The Art Of The Steal
THE RESCUE ARTIST A True Story of Art, Thieves, and the Hunt for a Missing Masterpiece
THE RESCUE ARTIST
A True Story of Art, Thieves, and
the Hunt for a Missing Masterpiece
By Edward Dolnick
HarperCollins; 270pp; $25.95
The Good An engaging tour of the mysterious world of art theft.
The Bad Organization is not the author's strong suit.
The Bottom Line Nicely drawn characters and insider info make this one a keeper.
Art theft generates between $4 billion and $6 billion a year in revenues, according to Interpol. That makes it No. 3 in illicit commerce, behind drugs and illegal arms. An engaging tour of this little-known world is found in Edward Dolnick's The Rescue Artist: A True Story of Art, Thieves, and the Hunt for a Missing Masterpiece.
The jumping-off point is the 1994 heist of Edvard Munch's The Scream. While Norway was absorbed in the Lillehammer Winter Olympics, thieves broke a window in Oslo's National Gallery and grabbed the painting in less than a minute.
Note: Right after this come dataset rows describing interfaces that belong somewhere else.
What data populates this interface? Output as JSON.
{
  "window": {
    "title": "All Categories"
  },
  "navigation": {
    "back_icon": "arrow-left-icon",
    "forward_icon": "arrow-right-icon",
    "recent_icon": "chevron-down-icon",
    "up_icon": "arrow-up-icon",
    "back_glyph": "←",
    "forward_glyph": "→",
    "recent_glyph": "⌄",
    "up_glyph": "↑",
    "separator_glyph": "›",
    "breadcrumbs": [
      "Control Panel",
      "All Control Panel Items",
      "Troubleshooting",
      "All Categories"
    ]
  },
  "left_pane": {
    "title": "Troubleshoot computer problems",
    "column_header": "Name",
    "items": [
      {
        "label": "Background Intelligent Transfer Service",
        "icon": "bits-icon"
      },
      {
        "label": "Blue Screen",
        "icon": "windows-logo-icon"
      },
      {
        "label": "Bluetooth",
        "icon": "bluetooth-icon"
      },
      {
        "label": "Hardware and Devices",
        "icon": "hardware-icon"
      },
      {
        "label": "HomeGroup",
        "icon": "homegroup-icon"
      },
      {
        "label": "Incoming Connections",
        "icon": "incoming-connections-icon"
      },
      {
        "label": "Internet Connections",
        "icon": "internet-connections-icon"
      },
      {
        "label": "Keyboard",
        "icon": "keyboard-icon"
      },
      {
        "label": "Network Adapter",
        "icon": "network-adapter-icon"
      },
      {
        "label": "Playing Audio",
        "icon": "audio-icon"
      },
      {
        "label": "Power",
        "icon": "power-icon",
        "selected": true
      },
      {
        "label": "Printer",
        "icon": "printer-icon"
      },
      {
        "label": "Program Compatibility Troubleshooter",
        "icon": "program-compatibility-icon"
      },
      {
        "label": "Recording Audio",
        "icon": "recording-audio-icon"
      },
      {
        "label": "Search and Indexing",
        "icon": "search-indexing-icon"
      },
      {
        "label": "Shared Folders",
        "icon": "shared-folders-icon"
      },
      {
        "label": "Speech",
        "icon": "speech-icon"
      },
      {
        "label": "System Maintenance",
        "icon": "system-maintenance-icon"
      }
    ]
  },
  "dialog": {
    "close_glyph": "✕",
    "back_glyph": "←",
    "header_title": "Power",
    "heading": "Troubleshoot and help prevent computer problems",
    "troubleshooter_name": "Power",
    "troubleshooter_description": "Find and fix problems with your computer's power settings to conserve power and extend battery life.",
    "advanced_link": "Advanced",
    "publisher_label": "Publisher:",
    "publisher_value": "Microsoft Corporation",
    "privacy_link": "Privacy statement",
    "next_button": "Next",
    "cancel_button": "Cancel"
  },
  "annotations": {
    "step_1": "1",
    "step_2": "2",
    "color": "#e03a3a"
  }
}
The guard thought the alarm had gone off by mistake.
As it mines the annals of art crime, The Rescue Artist meanders a bit. Like strangers swapping stories in a hotel bar, Dolnick starts a tale only to drop it when something more exciting comes along. Yet he brings characters to life. There's the hapless couple whose mansion is a mecca for art thieves ranging from Martin Cahill, the Irish gangster known as "the General," to disturbed young heiress Rose Dugdale.
Then there's the rescuer referred to in the book's title -- Scotland Yard agent Charley Hill. Murphy's Law is much in evidence during Hill's quest to recover The Scream. Posing as an acquisitions specialist from Los Angeles' Getty Museum, he arranges a meeting to swap cash for the art. The hitch: The rendezvous hotel is hosting a convention of narcotics agents. Since the paths of drugs and stolen art often intersect, there's a risk that some narc will blow Hill's cover.
Dolnick shows that the risk-to-reward ratio is in the thieves' favor. After coughing up millions to buy masterpieces, museums and collectors spend little to protect them. Any hood with the guts to snatch a Gauguin can gain entrée to the glamorous art market. While some paintings may be restored to their owners, others are damaged or never found. Jail time for the perpetrators is rare, as police and prosecutors focus on more dangerous criminals.
As the author illustrates, the cops and robbers have lots in common. Both their livelihoods depend on the ability to bluff and sniff out fraud. Picassos, Vermeers, and Goyas are merely multimillion-dollar chips in a global casino. Dolnick gives the reader a seat at the table.
By Monica Gagnier